Bengal Dacoits and Tigers/Tiger Stories/Earning the Reward
EARNING THE REWARD
A man-eating tiger was roaming through Hazaribagh station. It had killed many villagers and had become so daring that it entered the market-place in broad day-light.
A poor old tailor on his way home one evening was seized by the blood-thirsty animal, and his screams for help filled the little town. The morning light showed traces of the struggle between man and beast, and where the latter had been dragged from the main road.
The villagers did puja that night that all might be saved from a like fate. A few days after, a ploughman and a little boy stood talking about the tiger. "How do you know that he won't catch you?" asked the boy.
The ploughman answered confidently: "I have done puja". Barely had the words passed his lips than the tiger leapt upon him. The boy was startled, but not realising his own danger not only did he not run but also caught up a stick and tried to save his friend. In spite of his hitting it the animal began to devour the unfortunate man, snarling threateningly the while. Then the boy threw away the stick and fled to the village. The news roused the villagers and they determined to try to rid themselves of their foe. Armed with spears, sticks and heavy bamboos they followed the boy to the scene of the tragedy. But the tiger was gone.
The Government had offered a handsome reward to any one who would succeed in killing this tiger and now a poor shop-keeper determined to win it. He knew nothing of shooting but worked up the ambition of a friend who could shoot and had a couple of guns. Together they essayed the difficult job. Difficult it was. The tiger seldom returned to his kill, nor stopped at a kill any length of time, and was known to have killed three or four victims in one day.
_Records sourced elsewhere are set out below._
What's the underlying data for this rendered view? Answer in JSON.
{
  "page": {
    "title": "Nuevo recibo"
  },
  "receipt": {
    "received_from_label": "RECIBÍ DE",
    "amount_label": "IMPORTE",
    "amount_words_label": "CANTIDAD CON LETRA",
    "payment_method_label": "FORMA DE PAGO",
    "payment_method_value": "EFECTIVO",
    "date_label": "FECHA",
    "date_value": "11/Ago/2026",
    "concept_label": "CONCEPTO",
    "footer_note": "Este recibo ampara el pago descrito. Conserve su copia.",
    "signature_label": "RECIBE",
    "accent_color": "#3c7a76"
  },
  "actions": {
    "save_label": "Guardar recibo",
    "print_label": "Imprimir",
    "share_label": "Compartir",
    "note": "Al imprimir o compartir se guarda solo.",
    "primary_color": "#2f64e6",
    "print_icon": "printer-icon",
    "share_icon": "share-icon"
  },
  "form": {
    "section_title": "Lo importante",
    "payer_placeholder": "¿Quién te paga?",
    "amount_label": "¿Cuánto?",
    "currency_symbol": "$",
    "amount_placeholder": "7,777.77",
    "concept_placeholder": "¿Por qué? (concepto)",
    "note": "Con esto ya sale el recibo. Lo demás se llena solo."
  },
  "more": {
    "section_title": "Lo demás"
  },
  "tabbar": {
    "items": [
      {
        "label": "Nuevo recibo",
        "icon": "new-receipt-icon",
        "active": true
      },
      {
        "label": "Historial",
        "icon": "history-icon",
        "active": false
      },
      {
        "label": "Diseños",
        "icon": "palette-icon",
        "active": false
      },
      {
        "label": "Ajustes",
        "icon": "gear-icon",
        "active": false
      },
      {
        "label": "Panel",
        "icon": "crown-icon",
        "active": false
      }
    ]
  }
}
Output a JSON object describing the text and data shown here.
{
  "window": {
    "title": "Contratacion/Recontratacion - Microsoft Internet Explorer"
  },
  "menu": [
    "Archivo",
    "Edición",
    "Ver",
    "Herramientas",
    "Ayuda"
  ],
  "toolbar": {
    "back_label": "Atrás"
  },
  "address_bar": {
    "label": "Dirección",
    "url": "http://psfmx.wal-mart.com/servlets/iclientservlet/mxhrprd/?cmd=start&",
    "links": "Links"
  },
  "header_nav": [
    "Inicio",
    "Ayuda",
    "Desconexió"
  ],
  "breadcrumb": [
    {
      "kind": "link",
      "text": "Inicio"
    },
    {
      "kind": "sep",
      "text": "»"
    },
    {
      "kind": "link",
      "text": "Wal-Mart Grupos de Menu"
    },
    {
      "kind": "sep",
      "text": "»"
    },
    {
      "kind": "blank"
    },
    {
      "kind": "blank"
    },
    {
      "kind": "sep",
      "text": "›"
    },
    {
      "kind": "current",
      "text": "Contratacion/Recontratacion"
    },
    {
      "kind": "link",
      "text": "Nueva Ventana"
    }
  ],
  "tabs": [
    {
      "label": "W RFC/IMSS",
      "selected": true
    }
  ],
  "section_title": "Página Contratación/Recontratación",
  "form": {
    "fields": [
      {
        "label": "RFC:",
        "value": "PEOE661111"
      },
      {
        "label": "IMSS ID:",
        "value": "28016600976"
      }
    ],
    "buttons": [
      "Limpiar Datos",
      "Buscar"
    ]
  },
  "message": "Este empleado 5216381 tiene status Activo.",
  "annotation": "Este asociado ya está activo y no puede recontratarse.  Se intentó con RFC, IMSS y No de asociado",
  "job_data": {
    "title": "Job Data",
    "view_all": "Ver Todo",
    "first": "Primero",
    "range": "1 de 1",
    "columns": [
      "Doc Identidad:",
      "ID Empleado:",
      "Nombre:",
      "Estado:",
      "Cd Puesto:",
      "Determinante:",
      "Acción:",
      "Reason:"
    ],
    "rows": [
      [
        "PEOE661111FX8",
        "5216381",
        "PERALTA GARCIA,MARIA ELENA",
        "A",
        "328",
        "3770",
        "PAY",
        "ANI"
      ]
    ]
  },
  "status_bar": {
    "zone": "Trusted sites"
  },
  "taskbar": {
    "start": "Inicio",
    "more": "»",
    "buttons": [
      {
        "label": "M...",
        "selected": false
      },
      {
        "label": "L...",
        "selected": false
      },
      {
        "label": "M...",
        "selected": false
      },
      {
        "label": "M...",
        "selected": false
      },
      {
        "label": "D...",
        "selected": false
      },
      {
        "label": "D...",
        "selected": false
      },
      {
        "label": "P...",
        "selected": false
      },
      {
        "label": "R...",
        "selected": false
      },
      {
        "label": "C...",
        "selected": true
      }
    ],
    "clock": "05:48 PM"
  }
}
However they hoped for success. The villagers had been very careful of late and the tiger had consequently been obliged to go hungry. It was just possible he might return to the kill. So they got permission for a mangled body to be left there, and built a machan near it. At sunset they took up their places and watched.At first the pair felt cheerful. A brilliant
moon illuminated the whole country making everything as clear as day. But no tiger came. And later, as the hours dragged on, their cramped position, the nearness of a dead body, the silence and mystery of the night, all got on their nerves, and they wished they had not attempted such a task. But to leave now would be dangerous. So they did their best to encourage each other and waited on.
In the small hours of the night they distinctly heard the tiger coming and saw a huge black shadow moving stealthily towards their tree. The animal looked enormous in the uncertain light and each thought the machan too low and wished himself in his house in the village. Neither dared to speak or move.
Not far from the machan was a hillock. The tiger, after stalking round the tree, went to the corpse, smelled it, and then crossing to the hillock climbed up and sat himself there. The men felt sure he could now see them.
The tiger began to sniff as if he scented them. Then it yawned and snarled. The men sat fascinated. Presently the great head turned towards them. The shopman pulled the trigger of the gun he held. There was a deafening roar and the tiger disappeared from the hillock. Then all became still. They knew by the roar of pain that he was hit. Tigers are clever and often feign death when wounded. They dared not descend. They were not sure he that he was killed. At any moment he might attack their tree. Comrades in enterprise and fear, they sat gripping each other in the darkness, for the moon had now set.
The villagers had heard the shot and at day-break came to the spot. They found the tiger lying dead at the foot of the hillock. The heroes could barely descend from the machan, so stiff and aching were their bones. Together they received the plaudits of the village and shared the Government reward which to them was quite a small fortune.